CHARLESTON, W.Va. - Pies & Pints President Rob Lindeman wants to make sure every pizza sold in his restaurants, whether it's in Ohio, West Virginia or Timbuktu, tastes just like it came from Charleston or Fayetteville.
He wants the restaurants to have the same look and feel as Pies & Pints' original locations, too. It's all a part of "brand connection."
"Some companies, as they grow, lose sight of . . . what brought them to the dance," he said.
Lindeman, who also is majority owner and managing member of the company, does not want that to happen to Pies & Pints. He said when the gourmet pizza chain opens its new location in Morgantown next year, customers will receive the same food, beer and quality service they've come to expect.
Lindeman also is worried about the intangible aspects of his company: the culture, the charm.
So the company's brand-new Worthington, Ohio, store, along with the upcoming Morgantown location and all future Pies & Pints restaurants, will feature recreations of the "White Elephant Saloon" mural found at its Charleston location.
Lindeman said the recreations of the mural are a deliberate move to tie all the company's locations together.
"It's one of our differentiators, that's part of the brand," he said. "It's why people spend so much more money on Apple than they do a PC product."
He said the company also tries to hire from within, promoting workers to management positions as the business expands.
"You don't have to teach the culture to them if they're already living it," he said.
Until earlier this year, Pies & Pints was on the verge of losing its most important branding element: that simple, catchy name.
There is a restaurant named "Pies & Pints" in Seattle, completely unaffiliated with the West Virginia company, and the owners of the West Coast business owned the trademark to the name.
Lindeman said his company was allowed to use the Pies & Pints name in its Mountain State stores because the businesses do not operate in the same market and do not advertise in the same areas.
But as Lindeman and his partners prepared to open new stores in West Virginia and other states, they wanted to prevent potential trademark problems.
"As we wanted to grow and develop this brand, it wasn't realistic to continue down this path," Lindeman said.
Earlier this year, West Virginia's Pies & Pints approached their West Coast namesake and asked to buy the name.

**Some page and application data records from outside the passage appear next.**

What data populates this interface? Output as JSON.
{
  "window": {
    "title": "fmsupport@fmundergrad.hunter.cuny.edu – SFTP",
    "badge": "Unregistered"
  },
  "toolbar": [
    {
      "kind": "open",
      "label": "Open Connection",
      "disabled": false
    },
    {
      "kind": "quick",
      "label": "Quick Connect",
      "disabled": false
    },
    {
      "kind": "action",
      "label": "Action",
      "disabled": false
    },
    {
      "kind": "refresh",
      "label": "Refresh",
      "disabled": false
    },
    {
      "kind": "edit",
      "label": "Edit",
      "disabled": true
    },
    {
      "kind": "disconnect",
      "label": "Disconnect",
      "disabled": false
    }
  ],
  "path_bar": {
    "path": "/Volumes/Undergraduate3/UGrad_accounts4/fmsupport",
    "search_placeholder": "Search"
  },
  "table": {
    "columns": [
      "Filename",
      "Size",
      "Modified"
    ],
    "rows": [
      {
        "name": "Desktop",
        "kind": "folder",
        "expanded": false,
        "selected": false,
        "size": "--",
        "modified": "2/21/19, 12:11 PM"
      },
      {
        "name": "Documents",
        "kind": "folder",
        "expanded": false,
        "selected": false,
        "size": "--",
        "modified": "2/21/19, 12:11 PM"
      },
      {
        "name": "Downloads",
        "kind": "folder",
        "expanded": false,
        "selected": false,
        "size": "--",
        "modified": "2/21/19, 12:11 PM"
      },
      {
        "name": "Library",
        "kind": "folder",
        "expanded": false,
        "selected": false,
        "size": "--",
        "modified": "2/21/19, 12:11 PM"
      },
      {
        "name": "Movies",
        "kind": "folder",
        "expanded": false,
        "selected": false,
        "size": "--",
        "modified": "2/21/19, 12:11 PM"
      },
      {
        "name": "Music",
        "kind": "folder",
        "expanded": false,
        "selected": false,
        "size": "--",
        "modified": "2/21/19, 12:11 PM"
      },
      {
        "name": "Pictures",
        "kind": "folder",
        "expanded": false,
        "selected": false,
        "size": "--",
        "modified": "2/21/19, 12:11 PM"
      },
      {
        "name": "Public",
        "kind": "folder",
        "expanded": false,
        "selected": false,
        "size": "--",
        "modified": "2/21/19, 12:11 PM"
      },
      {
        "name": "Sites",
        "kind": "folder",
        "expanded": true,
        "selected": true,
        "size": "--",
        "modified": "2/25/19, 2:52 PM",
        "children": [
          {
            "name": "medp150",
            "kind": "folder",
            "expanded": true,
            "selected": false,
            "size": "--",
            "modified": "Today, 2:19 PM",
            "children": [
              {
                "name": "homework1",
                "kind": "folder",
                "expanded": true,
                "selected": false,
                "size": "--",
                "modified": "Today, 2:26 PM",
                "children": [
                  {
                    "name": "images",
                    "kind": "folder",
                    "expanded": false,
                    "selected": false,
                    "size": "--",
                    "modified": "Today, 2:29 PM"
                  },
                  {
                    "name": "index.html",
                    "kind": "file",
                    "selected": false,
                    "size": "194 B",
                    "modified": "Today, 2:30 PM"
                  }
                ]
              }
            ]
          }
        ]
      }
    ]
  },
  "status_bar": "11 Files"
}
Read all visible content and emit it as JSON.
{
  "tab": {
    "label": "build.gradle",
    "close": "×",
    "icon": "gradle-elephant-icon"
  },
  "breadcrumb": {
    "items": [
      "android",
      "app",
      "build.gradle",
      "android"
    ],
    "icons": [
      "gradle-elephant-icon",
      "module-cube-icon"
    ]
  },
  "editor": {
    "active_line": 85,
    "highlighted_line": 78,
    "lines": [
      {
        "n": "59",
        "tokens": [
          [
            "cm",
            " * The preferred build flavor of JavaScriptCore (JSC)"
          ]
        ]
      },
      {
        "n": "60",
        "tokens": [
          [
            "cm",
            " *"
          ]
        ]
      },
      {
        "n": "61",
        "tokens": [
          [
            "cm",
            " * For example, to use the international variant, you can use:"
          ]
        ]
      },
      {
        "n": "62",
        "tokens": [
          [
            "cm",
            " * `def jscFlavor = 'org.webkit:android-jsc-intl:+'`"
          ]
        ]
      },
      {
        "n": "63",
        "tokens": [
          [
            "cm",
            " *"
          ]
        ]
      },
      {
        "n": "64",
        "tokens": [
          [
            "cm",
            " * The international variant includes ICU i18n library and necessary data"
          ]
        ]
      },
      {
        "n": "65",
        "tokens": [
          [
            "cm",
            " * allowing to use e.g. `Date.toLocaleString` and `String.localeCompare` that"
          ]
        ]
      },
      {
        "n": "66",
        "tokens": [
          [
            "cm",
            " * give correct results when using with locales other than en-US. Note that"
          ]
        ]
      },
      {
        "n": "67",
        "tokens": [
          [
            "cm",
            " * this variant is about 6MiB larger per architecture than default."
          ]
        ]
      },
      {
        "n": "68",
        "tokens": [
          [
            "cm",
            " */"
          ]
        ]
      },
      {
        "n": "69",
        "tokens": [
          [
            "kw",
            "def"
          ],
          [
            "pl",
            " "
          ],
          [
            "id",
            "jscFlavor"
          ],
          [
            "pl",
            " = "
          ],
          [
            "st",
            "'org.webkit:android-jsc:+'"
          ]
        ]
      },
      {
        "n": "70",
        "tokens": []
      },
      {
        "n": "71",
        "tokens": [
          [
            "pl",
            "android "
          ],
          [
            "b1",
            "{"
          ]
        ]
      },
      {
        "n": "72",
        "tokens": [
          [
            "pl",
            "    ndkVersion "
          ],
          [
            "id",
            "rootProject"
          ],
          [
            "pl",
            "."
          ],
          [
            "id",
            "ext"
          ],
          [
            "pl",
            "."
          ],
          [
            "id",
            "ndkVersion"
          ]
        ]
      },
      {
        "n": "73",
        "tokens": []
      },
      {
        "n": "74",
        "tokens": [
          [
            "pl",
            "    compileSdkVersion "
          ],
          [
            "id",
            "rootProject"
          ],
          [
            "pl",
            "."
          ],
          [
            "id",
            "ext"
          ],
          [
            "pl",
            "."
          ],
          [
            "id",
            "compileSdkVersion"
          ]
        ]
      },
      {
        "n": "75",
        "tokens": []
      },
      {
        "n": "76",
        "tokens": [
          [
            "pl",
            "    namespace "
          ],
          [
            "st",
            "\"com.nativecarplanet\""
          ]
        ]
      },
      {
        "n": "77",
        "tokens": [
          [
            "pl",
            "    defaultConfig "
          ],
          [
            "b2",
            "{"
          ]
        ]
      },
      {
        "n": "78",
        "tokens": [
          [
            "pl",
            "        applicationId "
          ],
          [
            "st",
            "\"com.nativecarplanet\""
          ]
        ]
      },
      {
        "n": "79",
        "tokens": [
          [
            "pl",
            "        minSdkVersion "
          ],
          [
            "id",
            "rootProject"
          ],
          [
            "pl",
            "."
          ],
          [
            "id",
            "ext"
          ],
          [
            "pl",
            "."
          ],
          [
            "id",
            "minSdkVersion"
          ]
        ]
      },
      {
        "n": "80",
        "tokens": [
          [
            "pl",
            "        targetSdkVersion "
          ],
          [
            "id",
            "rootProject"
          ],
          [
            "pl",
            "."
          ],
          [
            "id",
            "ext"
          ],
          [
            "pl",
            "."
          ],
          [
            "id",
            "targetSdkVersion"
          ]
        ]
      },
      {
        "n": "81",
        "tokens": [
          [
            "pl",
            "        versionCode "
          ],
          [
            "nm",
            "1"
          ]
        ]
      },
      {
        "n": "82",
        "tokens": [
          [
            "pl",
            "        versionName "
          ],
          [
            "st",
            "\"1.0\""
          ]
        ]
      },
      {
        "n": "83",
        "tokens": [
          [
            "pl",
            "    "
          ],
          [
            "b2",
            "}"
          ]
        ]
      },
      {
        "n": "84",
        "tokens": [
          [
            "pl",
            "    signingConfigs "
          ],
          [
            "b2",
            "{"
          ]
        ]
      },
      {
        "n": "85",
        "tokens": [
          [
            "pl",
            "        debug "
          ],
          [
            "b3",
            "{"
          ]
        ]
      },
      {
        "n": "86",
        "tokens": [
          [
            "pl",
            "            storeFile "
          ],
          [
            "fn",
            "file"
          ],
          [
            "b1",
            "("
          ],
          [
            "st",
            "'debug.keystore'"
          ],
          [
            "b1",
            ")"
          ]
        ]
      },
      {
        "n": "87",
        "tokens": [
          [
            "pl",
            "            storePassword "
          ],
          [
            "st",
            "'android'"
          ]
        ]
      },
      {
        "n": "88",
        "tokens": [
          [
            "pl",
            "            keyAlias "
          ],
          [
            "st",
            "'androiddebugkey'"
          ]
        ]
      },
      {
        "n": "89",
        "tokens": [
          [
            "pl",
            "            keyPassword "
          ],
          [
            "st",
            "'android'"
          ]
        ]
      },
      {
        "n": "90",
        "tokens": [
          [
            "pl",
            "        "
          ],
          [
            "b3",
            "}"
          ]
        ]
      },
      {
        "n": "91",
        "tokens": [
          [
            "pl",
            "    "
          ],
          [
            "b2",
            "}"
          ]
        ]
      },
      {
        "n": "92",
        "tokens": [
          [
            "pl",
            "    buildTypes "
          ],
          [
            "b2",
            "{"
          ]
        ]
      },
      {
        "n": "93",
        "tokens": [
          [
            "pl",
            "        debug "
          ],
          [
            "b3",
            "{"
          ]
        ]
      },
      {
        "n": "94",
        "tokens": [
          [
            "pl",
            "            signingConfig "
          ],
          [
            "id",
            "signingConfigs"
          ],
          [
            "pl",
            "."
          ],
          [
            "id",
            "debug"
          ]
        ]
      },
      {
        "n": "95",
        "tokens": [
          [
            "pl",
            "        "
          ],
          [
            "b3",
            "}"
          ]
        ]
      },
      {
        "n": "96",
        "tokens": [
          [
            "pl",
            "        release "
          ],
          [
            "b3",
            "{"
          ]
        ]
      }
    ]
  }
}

Negotiations did not go well at first. The Seattle restaurant wanted much more money for the name than Lindeman wanted to pay.